The attributes of GLP-1–based therapy for type 2 diabetes have been extensively reviewed. Interest has recently been focused on the potential adverse effects of these new therapies. Nausea is relatively common with the injected GLP-1 receptor agonists. Acute pancreatitis after administration of exenatide was originally reported in the form of case reports, but then followed by a cautionary letter from the US Food and Drug Administration (FDA). Recently, a similar caution was made by the FDA with regard to pancreatitis associated with sitagliptin treatment.
The manufacturers of exenatide and sitagliptin have suggested that the most likely reason for the apparent association between the use of these drugs and acute pancreatitis is the increased risk of pancreatitis in patients with type 2 diabetes. Recent animal studies showing pancreatitis as a consequence of GLP-1 mimetic therapy challenge that assumption and raise concerns about whether the asymptomatic chronic pancreatitis might be an as yet undetected adverse effect of GLP-1–based treatment. Moreover, because pancreatitis is a risk factor for pancreatic cancer, long-term GLP-1 receptor activation might lead to increased risk for pancreatic cancer. It has also been suggested that immunomodulatory effects of DPP-4 inhibition might increase risk for all cancers. Also, thyroid tumors were reported to be more common in rodent toxicology studies with the GLP-1 agonist liraglutide, although the relevance of this in humans has been questioned.
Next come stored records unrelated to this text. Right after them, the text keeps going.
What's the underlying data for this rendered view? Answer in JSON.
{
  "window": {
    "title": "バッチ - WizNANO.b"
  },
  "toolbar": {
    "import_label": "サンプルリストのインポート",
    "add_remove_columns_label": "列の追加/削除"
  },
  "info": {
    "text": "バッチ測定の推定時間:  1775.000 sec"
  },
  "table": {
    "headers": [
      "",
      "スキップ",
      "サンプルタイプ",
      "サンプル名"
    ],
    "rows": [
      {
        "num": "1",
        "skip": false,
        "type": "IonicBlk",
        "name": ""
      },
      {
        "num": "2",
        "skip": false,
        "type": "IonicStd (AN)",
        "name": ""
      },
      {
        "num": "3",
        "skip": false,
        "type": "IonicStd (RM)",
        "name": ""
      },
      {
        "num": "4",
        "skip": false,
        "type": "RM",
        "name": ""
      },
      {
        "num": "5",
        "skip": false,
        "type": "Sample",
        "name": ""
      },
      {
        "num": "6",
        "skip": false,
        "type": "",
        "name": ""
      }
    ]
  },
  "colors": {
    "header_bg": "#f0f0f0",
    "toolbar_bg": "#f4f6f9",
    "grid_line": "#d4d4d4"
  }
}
Given the >20 million known patients with type 2 diabetes in the United States alone and the numerous GLP-1–based drugs either available now or in the final stages of development, the potential impact of adverse effects of this class of drugs is considerable. However, because this class of drugs is relatively newly available, there are limited data on adverse effects. In addition, available reports were sponsored by pharmaceutical companies and arguably have a limited capacity to detect adverse outcomes. The purpose of the present study was to gain the best possible insight into these potential adverse effects by examining the FDA adverse event reporting system (AERS) database.